Proverbs 9:10 tells us that “The fear of the Lord is the beginning of wisdom, and knowledge of the Holy One is understanding.” Joel 3 perhaps goes to show why.

Joel 2

Joel 2 discusses the judgment of the Lord coming on his people like an army. Its horror is far greater than the plague of locusts: it destroys crops, cities and even the sun, moon and stars.

So the Lord calls his people to repentance. This is not just an outwardly, superficial repentance, but an inward repentance. Verse 13 tells its readers “Rend your heart and not your garments. Return to the Lord your God, for he is gracious and compassionate, slow to anger and abounding in love, and he relents from sending calamity.” The Lord doesn’t want displays of repentance that mean nothing. He wants people to genuinely feel loss, as if their heart has been torn in two. Yes, there are outward signs, as verse 12 asks for “fasting and weeping and mourning”. But this, again, is meant to be genuine, as the Lord also asked that they “return to me with all your heart”. These acts were not trite and glib pretences. They were acts of humility: weeping because your heart has broken, mourning because your God has been wronged.

It’s currently the season of Lent, which is a time of introspection and repentance, so these verses are particularly timely. This repentance isn’t easy; in fact, it’s heart-breaking.

Of course, with Christ, we look to him and ask for him to save us. But often, I think we have the tendency to make it too easy. But our hearts should break. The one in whom all things were creator, the Son and Saviour, the most loved of the whole universe, died. He was tortured, humiliated and murdered. But more than this, his heart was rent as he took on the sin of all and was separated from his father.

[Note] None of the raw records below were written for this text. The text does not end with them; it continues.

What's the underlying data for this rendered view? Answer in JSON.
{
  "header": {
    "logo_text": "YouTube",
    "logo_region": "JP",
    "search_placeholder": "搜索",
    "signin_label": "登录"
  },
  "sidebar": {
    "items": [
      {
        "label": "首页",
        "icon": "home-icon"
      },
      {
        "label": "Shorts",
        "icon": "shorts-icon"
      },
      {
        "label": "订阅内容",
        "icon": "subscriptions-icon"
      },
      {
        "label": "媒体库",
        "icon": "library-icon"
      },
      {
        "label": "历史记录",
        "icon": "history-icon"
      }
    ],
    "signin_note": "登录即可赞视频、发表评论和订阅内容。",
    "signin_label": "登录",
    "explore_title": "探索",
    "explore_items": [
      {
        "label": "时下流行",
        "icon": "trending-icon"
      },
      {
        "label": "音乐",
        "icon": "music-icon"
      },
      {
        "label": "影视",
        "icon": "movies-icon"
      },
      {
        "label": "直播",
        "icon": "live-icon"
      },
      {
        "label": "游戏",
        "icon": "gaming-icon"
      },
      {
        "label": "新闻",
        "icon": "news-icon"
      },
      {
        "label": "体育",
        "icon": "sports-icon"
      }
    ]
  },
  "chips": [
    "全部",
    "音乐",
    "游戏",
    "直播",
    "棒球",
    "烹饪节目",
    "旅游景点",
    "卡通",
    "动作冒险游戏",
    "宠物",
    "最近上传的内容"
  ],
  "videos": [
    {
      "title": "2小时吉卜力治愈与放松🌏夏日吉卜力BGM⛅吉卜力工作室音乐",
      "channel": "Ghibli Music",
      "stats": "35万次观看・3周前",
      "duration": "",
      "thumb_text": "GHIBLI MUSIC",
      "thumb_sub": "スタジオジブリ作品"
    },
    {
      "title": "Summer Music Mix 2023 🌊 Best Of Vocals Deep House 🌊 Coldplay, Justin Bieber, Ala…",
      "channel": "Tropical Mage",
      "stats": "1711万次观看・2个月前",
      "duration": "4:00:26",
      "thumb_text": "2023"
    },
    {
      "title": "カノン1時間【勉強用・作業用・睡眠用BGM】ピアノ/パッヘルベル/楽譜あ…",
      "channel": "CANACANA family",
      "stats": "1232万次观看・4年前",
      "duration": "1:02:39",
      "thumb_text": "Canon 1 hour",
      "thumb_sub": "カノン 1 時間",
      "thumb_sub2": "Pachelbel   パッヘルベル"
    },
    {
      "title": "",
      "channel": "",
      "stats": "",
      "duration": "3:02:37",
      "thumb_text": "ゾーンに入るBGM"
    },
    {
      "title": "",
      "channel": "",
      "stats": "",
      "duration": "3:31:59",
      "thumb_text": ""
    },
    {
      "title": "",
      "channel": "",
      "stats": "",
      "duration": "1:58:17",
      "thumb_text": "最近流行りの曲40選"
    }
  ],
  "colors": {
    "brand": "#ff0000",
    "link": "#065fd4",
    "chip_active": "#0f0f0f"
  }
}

We should mourn his death with weeping and fasting. But then we should rejoice because on Easter day, he rose again.

And how does Joel 2 end? Not with our response but how the Lord responds to our repentance. First, those suffering from the famine will have their crops and lands restored. Then, God promises to pour out his Spirit on all people.

“And afterward,
    I will pour out my Spirit on all people.
Your sons and daughters will prophesy,
    your old men will dream dreams,
    your young men will see visions.
Even on my servants, both men and women,
    I will pour out my Spirit in those days.
I will show wonders in the heavens
    and on the earth,
    blood and fire and billows of smoke.
The sun will be turned to darkness
    and the moon to blood
    before the coming of the great and dreadful day of the Lord.
And everyone who calls
    on the name of the Lord will be saved;
for on Mount Zion and in Jerusalem
    there will be deliverance,
    as the Lord has said,
even among the survivors
    whom the Lord calls.”

Joel 2:28-32

What a fantastic promise. That all who call on the name of the Lord will be saved.

Joel 1

After reading through Galatians, Ephesians, Philippians and Colossians, I thought I would turn to the Old Testament. I don’t know much about the minor prophets, so I thought I would start with Joel.

Joel is pretty bleak. It’s about a devastating locust swarm and how it has destroyed the nation. The description is pretty discouraging: waves of locusts eating what the last wave had left. Food, wine, temple offerings, all gone and eaten.

Joel then tells the people to mourn this loss, to put on sackcloths, weep like a virgin who has lost her fiancé. The elders, priests and people are called to cry out to the Lord.

It’s interesting because there are currently locust swarms destroy huge quantities of crops in East Africa and Pakistan and its surrounding countries. In one day, apparently one swarm can eat as much as 35,000 would. That is terrible. Now they are mating, meaning another swarm is coming. It looks like what happened in Joel.

And yet where are the sackcloths and where is the mourning? Who is praying and crying out to the Lord for these nations. South Sudan, which has already been destroyed by conflict, has been hit. As a church, I think we need to get better at crying out about these terrible things that are happening.